leaftye
04-26-2014, 10:53
Because, in those big Coleman mattresses, air is free to circulate. Whereas in foam or fiberglass or down, it is not. Next question?

Aerogel is unfamiliar to me. It looks space age and very pricey and I'll bet you're not saying it's "incredibly warm" from personal experience.

I'm certain the laws of thermodynamics have not been violated. The mechanisms of heat transfer (and its prevention, which we call "insulation") are well known. Everything else is mere technology.

Whoa, you're certain laws of thermodynamics haven't been violated! Of course it hasn't. You clearly have very little idea why these materials keep you warm, but at least you know to use good materials. Leave the discussion on loft to those of us willing to back up alleged knowledge of thermodynamics by looking at the data from experiments.

rafe
04-26-2014, 12:54
I have down bags that are older than you are, leaftye. I answered your question and now you're sore. I'm a man of science, so show me your experiments. Apologies to Inigo Montoya, I do not think that experiment means what you think it means.

Meriadoc
04-26-2014, 13:45
Permit me to defuse this.
Rafe, Leaftye was asking a rhetorical question to illustrate how insulation works.

Leaftye, Rafe was answering your rhetorical device in good spirit.

It's kind for folks to share knowledge. It's not that kind to use knowledge as a gateway.

So let's continue to keep it civil. Using esoteric examples from materials engineering is probably not the best way to enlighten the public. And this is a public forum.

Whew. I climbed on a soap box near the end there.

rafe
04-26-2014, 15:12
For what it's worth, the following URL (from the educational division of Argonne National Laboratory) is a pretty concise summary of how thermal insulators work:

http://www.newton.dep.anl.gov/askasci/gen99/gen99832.htm


If one were to melt glass, and then spin it into very fine fibers, and then fluff and tangle the fibers together to form a blanket, one would have essentially made a batt of fiberglass insulation such as might be used to insulate the walls of a home.
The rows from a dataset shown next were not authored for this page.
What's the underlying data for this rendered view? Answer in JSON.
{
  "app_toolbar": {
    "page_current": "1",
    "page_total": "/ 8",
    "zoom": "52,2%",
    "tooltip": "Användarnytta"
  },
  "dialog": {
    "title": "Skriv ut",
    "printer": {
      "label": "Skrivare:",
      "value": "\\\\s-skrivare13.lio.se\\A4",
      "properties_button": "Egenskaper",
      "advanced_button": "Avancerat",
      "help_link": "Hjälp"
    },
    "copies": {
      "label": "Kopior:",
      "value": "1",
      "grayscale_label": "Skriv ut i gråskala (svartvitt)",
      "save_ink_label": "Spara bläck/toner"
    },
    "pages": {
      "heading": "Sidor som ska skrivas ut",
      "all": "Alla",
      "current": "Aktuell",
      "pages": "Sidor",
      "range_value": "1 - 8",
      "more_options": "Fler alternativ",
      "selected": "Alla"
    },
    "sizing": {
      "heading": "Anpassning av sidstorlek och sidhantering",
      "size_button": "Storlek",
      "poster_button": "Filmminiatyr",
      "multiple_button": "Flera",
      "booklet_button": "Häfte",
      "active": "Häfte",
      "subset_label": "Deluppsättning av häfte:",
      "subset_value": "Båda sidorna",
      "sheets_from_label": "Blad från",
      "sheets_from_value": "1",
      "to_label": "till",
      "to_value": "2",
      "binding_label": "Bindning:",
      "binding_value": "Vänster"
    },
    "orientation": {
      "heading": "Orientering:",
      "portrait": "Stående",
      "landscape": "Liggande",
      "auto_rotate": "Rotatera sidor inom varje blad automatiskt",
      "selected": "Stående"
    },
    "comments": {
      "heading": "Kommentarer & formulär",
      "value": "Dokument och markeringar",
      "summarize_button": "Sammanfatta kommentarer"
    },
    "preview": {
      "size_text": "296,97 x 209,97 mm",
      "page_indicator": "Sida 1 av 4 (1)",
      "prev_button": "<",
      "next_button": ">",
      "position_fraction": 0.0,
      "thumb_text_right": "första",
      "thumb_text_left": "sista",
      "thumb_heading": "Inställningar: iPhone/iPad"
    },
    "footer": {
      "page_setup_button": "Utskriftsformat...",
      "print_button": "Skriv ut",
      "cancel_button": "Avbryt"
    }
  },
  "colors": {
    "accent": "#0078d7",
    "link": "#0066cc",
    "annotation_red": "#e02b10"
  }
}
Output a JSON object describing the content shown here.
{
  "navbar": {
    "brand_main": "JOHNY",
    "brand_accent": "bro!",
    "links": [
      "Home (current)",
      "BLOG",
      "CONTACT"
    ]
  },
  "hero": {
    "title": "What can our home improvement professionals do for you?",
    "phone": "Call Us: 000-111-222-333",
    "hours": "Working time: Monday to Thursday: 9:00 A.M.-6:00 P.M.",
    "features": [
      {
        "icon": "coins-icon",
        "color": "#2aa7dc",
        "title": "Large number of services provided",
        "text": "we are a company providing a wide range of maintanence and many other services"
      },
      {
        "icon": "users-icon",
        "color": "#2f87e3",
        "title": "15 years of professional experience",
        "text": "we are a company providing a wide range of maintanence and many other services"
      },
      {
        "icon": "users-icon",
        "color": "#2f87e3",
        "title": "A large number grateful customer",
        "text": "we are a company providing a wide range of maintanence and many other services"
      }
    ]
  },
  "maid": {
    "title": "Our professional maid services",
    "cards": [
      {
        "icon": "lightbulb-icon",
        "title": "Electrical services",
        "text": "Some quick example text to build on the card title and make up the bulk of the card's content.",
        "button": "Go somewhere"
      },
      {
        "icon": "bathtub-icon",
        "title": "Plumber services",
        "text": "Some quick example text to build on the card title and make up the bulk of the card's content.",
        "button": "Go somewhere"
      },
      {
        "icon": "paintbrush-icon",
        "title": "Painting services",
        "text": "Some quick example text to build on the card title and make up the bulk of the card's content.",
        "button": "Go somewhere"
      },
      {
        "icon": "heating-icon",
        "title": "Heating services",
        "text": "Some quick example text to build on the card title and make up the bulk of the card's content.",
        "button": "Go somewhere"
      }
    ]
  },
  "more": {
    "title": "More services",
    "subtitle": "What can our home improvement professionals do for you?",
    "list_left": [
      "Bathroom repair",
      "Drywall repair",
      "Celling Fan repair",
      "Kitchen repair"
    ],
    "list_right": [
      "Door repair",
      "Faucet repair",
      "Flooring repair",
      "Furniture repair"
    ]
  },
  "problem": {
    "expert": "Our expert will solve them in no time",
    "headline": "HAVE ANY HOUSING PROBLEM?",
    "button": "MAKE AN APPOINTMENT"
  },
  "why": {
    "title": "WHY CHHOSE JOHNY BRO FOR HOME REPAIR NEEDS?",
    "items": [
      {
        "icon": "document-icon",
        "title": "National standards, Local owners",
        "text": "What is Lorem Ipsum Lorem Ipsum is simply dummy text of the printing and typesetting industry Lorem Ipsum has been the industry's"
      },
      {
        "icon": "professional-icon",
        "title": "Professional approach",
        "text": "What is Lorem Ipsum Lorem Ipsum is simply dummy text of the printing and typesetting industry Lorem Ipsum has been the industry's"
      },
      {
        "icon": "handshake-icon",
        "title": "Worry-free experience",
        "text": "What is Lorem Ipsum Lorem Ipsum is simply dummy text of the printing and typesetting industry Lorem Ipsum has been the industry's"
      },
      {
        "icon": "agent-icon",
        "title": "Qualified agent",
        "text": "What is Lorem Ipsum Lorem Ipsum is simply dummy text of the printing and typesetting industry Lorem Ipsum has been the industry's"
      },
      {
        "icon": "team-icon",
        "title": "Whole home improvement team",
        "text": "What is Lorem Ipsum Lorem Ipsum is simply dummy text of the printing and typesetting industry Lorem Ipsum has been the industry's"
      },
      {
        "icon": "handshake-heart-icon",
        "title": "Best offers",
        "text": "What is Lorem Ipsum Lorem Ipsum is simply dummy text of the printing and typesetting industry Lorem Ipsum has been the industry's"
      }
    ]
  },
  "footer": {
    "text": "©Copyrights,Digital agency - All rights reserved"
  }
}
The material works as an insulator because glass fibers are poor conductors of heat AND, when fluffed into a blanket, they trap air (also a rather poor conductor of heat) so that convection currents cannot be easily established within the mass of material. The effect is to greatly retard heat flow by either conduction of convection.

Franco
04-26-2014, 18:50
Loft and warmthHere is a comment from Richard Nisley who tests this kind of stuff for a living :
Another way of looking at this issue is to compare a Montbell SS sleeping bag with a Western Mountaineering bag using the same approximate amount of fill. The Western Mountaineering bag will loft more and LOOK warmer but the bags will thermal test the same. That is because the MB SS bags stretch elastic compresses the down fill in the linear 2.5x range.



And :
You can probably find hundreds, if not thousands, of Internet posts which make the statement that the loft of a down garment or bag determines its warmth. My contention is that this is true only if they are using the same fill power and density. You can make a down bag or clothing warmer by increasing its density even if the loft is less.



The second comment from :
http://www.backpackinglight.com/cgi-bin/backpackinglight/forums/thread_display.html?forum_thread_id=12505&startat=26

(loads of charts and formulae there for the gear nerds)

The way I understand this is that indeed if you compress a sleeping bag or a jacket up to (maybe 50% not sure...) because the density of the fill increases you retain most if not all of the insulation you get when the item is fully puffed up.
I think many will relate to the converse too.
That is when you have a very high buffle but with empty spots therefore losing warm air through them.

BTW, this is also why my "measure the total loft " bit is a rough rule and why for example the WM 2.5 " loft I posted is close but not the same as the 2.2" from the other chart.

LIhikers
04-28-2014, 00:27
If you search Whiteblaze long enough, and go far enough back in time you'll find a simple math formula that was supposed to give you the temperature rating of using one sleeping bag inside another. That might be of some help to the OP.